■ EXERCISE REQUIREMENTS ■
Leaving out any pictures, print the entries that follow exactly as they stand.

■ INPUT DATA ■

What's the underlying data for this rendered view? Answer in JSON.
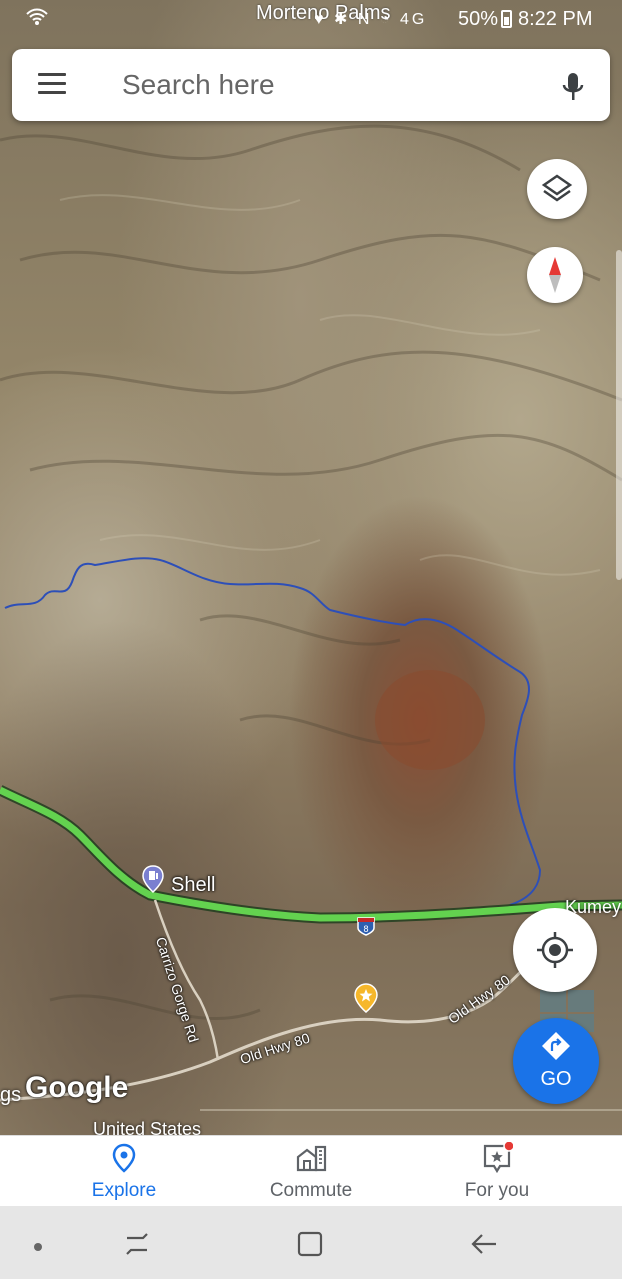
{
  "status_bar": {
    "place": "Morteno Palms",
    "network": "4G",
    "battery": "50%",
    "time": "8:22 PM"
  },
  "search": {
    "placeholder": "Search here"
  },
  "map": {
    "labels": {
      "gas_station": "Shell",
      "road_carrizo": "Carrizo Gorge Rd",
      "road_old_hwy_1": "Old Hwy 80",
      "road_old_hwy_2": "Old Hwy 80",
      "highway_shield": "8",
      "place_east": "Kumey",
      "google_logo": "Google",
      "left_fragment": "gs",
      "bottom_fragment": "United States"
    },
    "colors": {
      "route_blue": "#2d4fb8",
      "traffic_green": "#63d24f",
      "go_blue": "#1a73e8"
    }
  },
  "buttons": {
    "go_label": "GO"
  },
  "bottom_nav": {
    "items": [
      {
        "label": "Explore",
        "icon": "location-pin-icon",
        "active": true
      },
      {
        "label": "Commute",
        "icon": "commute-icon",
        "active": false
      },
      {
        "label": "For you",
        "icon": "for-you-icon",
        "active": false
      }
    ]
  }
}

■ SOLUTION TO THIS TASK ■
What's the underlying data for this rendered view? Answer in JSON.
{
  "status_bar": {
    "place": "Morteno Palms",
    "network": "4G",
    "battery": "50%",
    "time": "8:22 PM"
  },
  "search": {
    "placeholder": "Search here"
  },
  "map": {
    "labels": {
      "gas_station": "Shell",
      "road_carrizo": "Carrizo Gorge Rd",
      "road_old_hwy_1": "Old Hwy 80",
      "road_old_hwy_2": "Old Hwy 80",
      "highway_shield": "8",
      "place_east": "Kumey",
      "google_logo": "Google",
      "left_fragment": "gs",
      "bottom_fragment": "United States"
    },
    "colors": {
      "route_blue": "#2d4fb8",
      "traffic_green": "#63d24f",
      "go_blue": "#1a73e8"
    }
  },
  "buttons": {
    "go_label": "GO"
  },
  "bottom_nav": {
    "items": [
      {
        "label": "Explore",
        "icon": "location-pin-icon",
        "active": true
      },
      {
        "label": "Commute",
        "icon": "commute-icon",
        "active": false
      },
      {
        "label": "For you",
        "icon": "for-you-icon",
        "active": false
      }
    ]
  }
}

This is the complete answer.